■ **Exercise requirements**
Would you quote every entry exactly, dropping only the pictures?

▬▬▬

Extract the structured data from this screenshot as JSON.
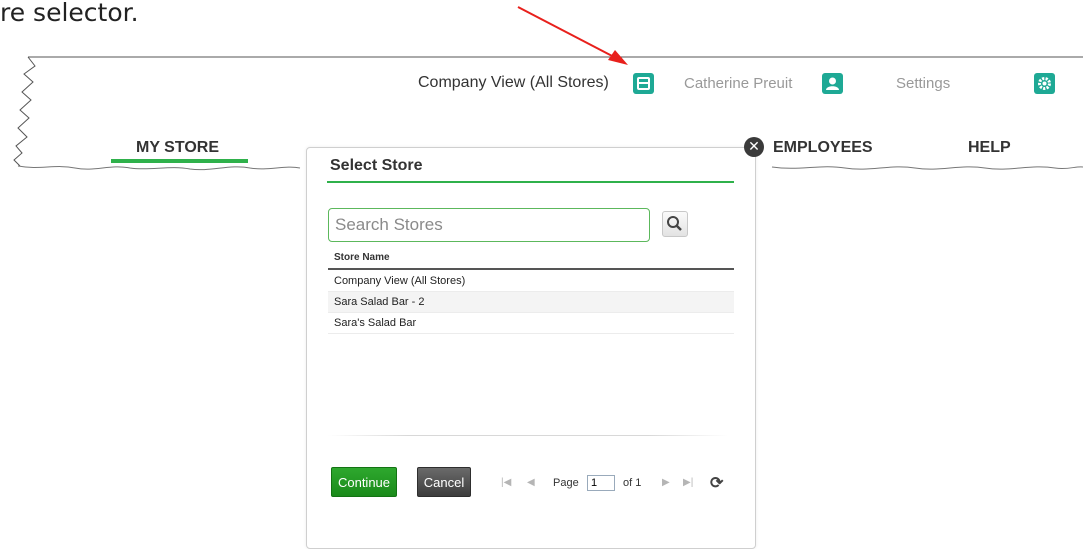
{
  "caption": "re selector.",
  "topbar": {
    "company_view": "Company View (All Stores)",
    "user_name": "Catherine Preuit",
    "settings": "Settings",
    "accent_color": "#1ea995"
  },
  "nav": {
    "tabs": [
      {
        "label": "MY STORE",
        "active": true
      },
      {
        "label": "EMPLOYEES",
        "active": false
      },
      {
        "label": "HELP",
        "active": false
      }
    ]
  },
  "modal": {
    "title": "Select Store",
    "search": {
      "placeholder": "Search Stores",
      "value": ""
    },
    "table": {
      "header": "Store Name",
      "rows": [
        "Company View (All Stores)",
        "Sara Salad Bar - 2",
        "Sara's Salad Bar"
      ]
    },
    "buttons": {
      "continue": "Continue",
      "cancel": "Cancel"
    },
    "pager": {
      "page_label": "Page",
      "page_value": "1",
      "of_label": "of 1"
    }
  },
  "colors": {
    "green": "#2fb14b",
    "annotation_arrow": "#e8201c"
  }
}
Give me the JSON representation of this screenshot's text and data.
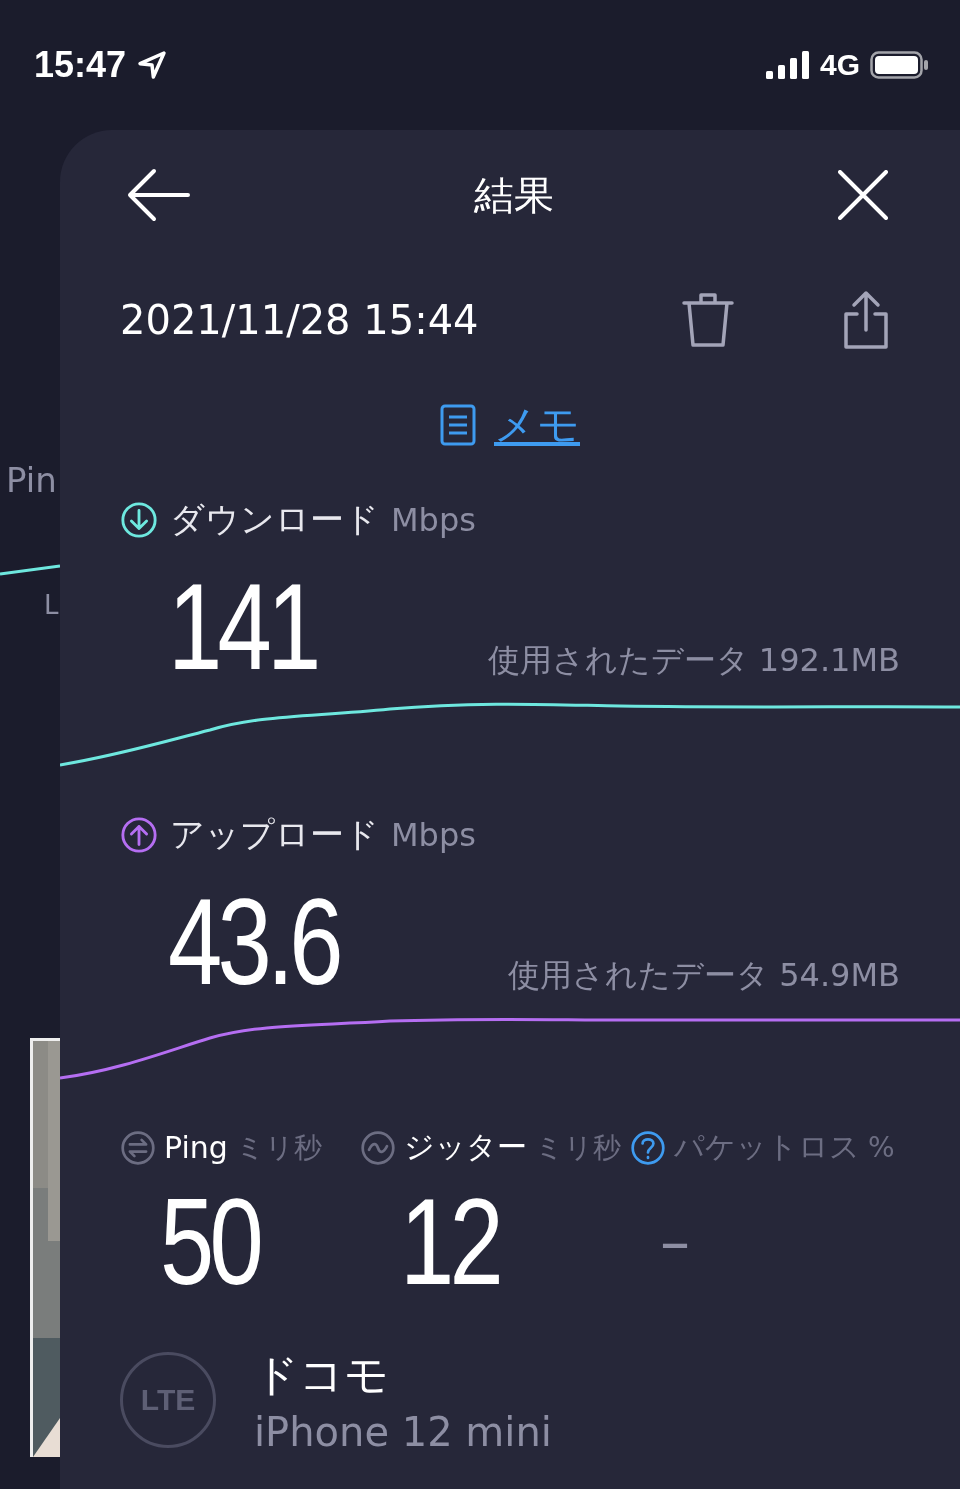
{
  "status_bar": {
    "time": "15:47",
    "network": "4G"
  },
  "background": {
    "label_1": "Pin",
    "label_2": "L"
  },
  "header": {
    "title": "結果"
  },
  "date": "2021/11/28 15:44",
  "memo_link": "メモ",
  "metrics": [
    {
      "kind": "download",
      "label": "ダウンロード",
      "unit": "Mbps",
      "value": "141",
      "data_used": "使用されたデータ 192.1MB",
      "color": "#6ee8df"
    },
    {
      "kind": "upload",
      "label": "アップロード",
      "unit": "Mbps",
      "value": "43.6",
      "data_used": "使用されたデータ 54.9MB",
      "color": "#b56ef2"
    }
  ],
  "stats": [
    {
      "kind": "ping",
      "label": "Ping",
      "unit": "ミリ秒",
      "value": "50",
      "disabled": false
    },
    {
      "kind": "jitter",
      "label": "ジッター",
      "unit": "ミリ秒",
      "value": "12",
      "disabled": false
    },
    {
      "kind": "packet_loss",
      "label": "パケットロス",
      "unit": "%",
      "value": "–",
      "disabled": true
    }
  ],
  "connection": {
    "badge": "LTE",
    "carrier": "ドコモ",
    "device": "iPhone 12 mini"
  }
}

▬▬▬

■ **Answer section**
Extract the structured data from this screenshot as JSON.
{
  "caption": "re selector.",
  "topbar": {
    "company_view": "Company View (All Stores)",
    "user_name": "Catherine Preuit",
    "settings": "Settings",
    "accent_color": "#1ea995"
  },
  "nav": {
    "tabs": [
      {
        "label": "MY STORE",
        "active": true
      },
      {
        "label": "EMPLOYEES",
        "active": false
      },
      {
        "label": "HELP",
        "active": false
      }
    ]
  },
  "modal": {
    "title": "Select Store",
    "search": {
      "placeholder": "Search Stores",
      "value": ""
    },
    "table": {
      "header": "Store Name",
      "rows": [
        "Company View (All Stores)",
        "Sara Salad Bar - 2",
        "Sara's Salad Bar"
      ]
    },
    "buttons": {
      "continue": "Continue",
      "cancel": "Cancel"
    },
    "pager": {
      "page_label": "Page",
      "page_value": "1",
      "of_label": "of 1"
    }
  },
  "colors": {
    "green": "#2fb14b",
    "annotation_arrow": "#e8201c"
  }
}
Give me the JSON representation of this screenshot's text and data.
{
  "status_bar": {
    "time": "15:47",
    "network": "4G"
  },
  "background": {
    "label_1": "Pin",
    "label_2": "L"
  },
  "header": {
    "title": "結果"
  },
  "date": "2021/11/28 15:44",
  "memo_link": "メモ",
  "metrics": [
    {
      "kind": "download",
      "label": "ダウンロード",
      "unit": "Mbps",
      "value": "141",
      "data_used": "使用されたデータ 192.1MB",
      "color": "#6ee8df"
    },
    {
      "kind": "upload",
      "label": "アップロード",
      "unit": "Mbps",
      "value": "43.6",
      "data_used": "使用されたデータ 54.9MB",
      "color": "#b56ef2"
    }
  ],
  "stats": [
    {
      "kind": "ping",
      "label": "Ping",
      "unit": "ミリ秒",
      "value": "50",
      "disabled": false
    },
    {
      "kind": "jitter",
      "label": "ジッター",
      "unit": "ミリ秒",
      "value": "12",
      "disabled": false
    },
    {
      "kind": "packet_loss",
      "label": "パケットロス",
      "unit": "%",
      "value": "–",
      "disabled": true
    }
  ],
  "connection": {
    "badge": "LTE",
    "carrier": "ドコモ",
    "device": "iPhone 12 mini"
  }
}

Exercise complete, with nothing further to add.